# [Activity]
Print every entry exactly as it appears, but skip the pictures.

# [Record set]

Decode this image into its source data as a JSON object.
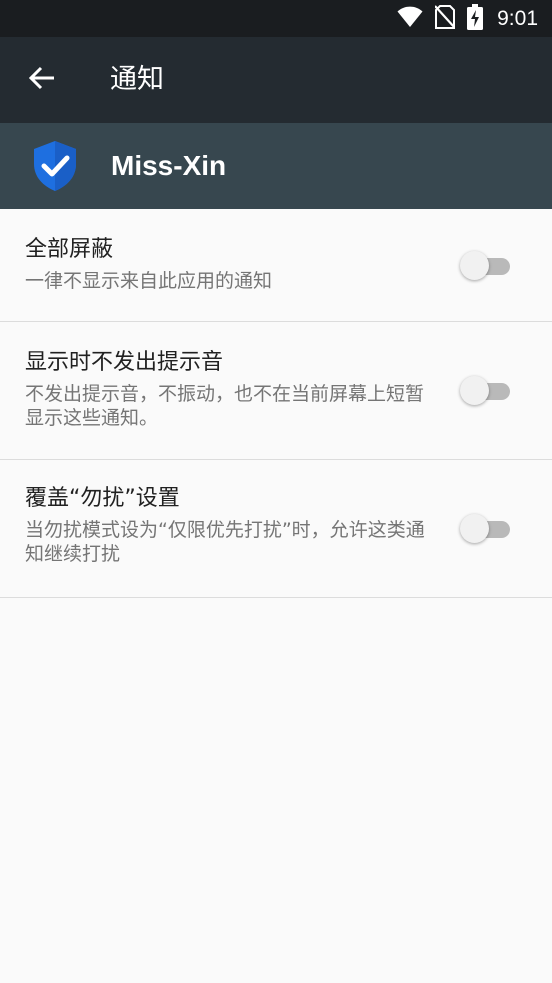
{
  "status_bar": {
    "time": "9:01",
    "icons": [
      "wifi-icon",
      "no-sim-icon",
      "battery-charging-icon"
    ]
  },
  "toolbar": {
    "back_icon": "arrow-left-icon",
    "title": "通知"
  },
  "app_header": {
    "icon": "shield-check-icon",
    "name": "Miss-Xin",
    "icon_color": "#1e6fe0"
  },
  "settings": [
    {
      "title": "全部屏蔽",
      "summary": "一律不显示来自此应用的通知",
      "enabled": false
    },
    {
      "title": "显示时不发出提示音",
      "summary": "不发出提示音，不振动，也不在当前屏幕上短暂显示这些通知。",
      "enabled": false
    },
    {
      "title": "覆盖“勿扰”设置",
      "summary": "当勿扰模式设为“仅限优先打扰”时，允许这类通知继续打扰",
      "enabled": false
    }
  ],
  "colors": {
    "status_bar": "#1a1d20",
    "toolbar": "#242b31",
    "app_header": "#37474f",
    "background": "#fafafa"
  }
}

# [Solution to the problem]
Decode this image into its source data as a JSON object.
{
  "status_bar": {
    "time": "9:01",
    "icons": [
      "wifi-icon",
      "no-sim-icon",
      "battery-charging-icon"
    ]
  },
  "toolbar": {
    "back_icon": "arrow-left-icon",
    "title": "通知"
  },
  "app_header": {
    "icon": "shield-check-icon",
    "name": "Miss-Xin",
    "icon_color": "#1e6fe0"
  },
  "settings": [
    {
      "title": "全部屏蔽",
      "summary": "一律不显示来自此应用的通知",
      "enabled": false
    },
    {
      "title": "显示时不发出提示音",
      "summary": "不发出提示音，不振动，也不在当前屏幕上短暂显示这些通知。",
      "enabled": false
    },
    {
      "title": "覆盖“勿扰”设置",
      "summary": "当勿扰模式设为“仅限优先打扰”时，允许这类通知继续打扰",
      "enabled": false
    }
  ],
  "colors": {
    "status_bar": "#1a1d20",
    "toolbar": "#242b31",
    "app_header": "#37474f",
    "background": "#fafafa"
  }
}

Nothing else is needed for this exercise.